(What is needed) Go through the data line by line. Copy each one holding the string "Controllers".

************

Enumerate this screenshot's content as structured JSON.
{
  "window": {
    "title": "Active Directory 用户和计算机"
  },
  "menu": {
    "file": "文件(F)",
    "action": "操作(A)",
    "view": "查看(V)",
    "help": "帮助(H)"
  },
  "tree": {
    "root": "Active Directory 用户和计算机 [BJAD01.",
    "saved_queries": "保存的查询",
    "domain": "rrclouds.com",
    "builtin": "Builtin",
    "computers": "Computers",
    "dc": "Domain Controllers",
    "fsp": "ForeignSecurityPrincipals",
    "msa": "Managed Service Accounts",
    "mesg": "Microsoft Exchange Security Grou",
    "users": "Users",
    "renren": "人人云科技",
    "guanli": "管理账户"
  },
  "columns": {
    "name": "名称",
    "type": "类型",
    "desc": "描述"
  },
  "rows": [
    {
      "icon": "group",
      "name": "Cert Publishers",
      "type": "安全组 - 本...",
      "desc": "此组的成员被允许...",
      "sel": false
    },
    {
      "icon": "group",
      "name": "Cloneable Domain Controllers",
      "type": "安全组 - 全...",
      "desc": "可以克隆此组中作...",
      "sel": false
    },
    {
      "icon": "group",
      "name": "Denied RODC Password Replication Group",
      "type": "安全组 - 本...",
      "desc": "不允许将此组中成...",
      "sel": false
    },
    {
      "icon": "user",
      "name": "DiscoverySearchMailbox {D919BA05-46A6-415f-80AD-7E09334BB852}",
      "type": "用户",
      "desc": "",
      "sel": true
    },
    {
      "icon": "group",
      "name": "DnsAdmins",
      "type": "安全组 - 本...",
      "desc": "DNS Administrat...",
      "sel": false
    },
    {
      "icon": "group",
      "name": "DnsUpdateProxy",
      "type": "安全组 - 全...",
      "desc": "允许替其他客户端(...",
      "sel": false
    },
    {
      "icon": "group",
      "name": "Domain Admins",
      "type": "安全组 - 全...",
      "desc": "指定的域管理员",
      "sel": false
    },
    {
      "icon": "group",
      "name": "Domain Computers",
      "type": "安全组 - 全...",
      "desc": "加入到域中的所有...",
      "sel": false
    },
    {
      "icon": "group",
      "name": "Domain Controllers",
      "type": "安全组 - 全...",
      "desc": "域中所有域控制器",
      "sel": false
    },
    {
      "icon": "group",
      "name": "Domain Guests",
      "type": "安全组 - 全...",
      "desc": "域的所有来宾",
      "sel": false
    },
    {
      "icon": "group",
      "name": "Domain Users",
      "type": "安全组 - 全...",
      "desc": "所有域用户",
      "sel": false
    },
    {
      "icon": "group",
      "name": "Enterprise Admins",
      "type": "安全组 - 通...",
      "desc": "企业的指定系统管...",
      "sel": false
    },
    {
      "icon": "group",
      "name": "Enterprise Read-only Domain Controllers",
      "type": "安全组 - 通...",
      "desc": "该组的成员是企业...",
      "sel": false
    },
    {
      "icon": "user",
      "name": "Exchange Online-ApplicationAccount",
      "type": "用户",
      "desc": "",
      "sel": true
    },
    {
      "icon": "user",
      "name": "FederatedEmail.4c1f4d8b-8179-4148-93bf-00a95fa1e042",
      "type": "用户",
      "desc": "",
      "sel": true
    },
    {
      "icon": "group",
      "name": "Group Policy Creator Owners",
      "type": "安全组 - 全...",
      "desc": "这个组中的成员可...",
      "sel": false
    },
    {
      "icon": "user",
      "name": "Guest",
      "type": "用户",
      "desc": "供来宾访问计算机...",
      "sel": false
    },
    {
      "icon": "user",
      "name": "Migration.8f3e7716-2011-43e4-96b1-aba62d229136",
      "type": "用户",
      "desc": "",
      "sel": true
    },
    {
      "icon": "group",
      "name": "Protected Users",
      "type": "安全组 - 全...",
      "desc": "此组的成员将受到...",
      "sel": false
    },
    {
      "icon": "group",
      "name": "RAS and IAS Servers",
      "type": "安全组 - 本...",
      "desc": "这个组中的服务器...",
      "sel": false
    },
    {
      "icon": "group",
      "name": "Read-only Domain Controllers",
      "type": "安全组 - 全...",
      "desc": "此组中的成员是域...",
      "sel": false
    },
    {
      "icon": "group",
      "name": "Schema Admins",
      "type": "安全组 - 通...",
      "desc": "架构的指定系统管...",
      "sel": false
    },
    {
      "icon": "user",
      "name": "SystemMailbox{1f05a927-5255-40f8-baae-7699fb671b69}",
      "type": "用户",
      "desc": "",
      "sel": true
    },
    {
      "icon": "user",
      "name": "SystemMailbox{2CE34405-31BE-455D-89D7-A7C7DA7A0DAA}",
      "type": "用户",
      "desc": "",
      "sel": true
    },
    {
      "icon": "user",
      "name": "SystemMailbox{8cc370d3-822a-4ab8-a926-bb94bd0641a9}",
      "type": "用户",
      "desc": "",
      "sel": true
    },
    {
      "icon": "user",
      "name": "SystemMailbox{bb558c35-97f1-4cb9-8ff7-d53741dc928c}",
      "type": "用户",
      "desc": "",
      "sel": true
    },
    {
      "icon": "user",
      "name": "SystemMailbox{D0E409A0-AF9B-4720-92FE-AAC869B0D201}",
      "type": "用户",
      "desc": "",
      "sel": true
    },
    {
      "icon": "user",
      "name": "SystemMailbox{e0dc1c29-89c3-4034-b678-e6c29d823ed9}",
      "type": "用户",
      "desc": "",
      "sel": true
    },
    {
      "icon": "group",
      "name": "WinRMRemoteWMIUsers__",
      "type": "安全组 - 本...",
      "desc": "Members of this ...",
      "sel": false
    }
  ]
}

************

(Solved problem)
    "dc": "Domain Controllers",
      "name": "Cloneable Domain Controllers",
      "name": "Domain Controllers",
      "name": "Enterprise Read-only Domain Controllers",
      "name": "Read-only Domain Controllers",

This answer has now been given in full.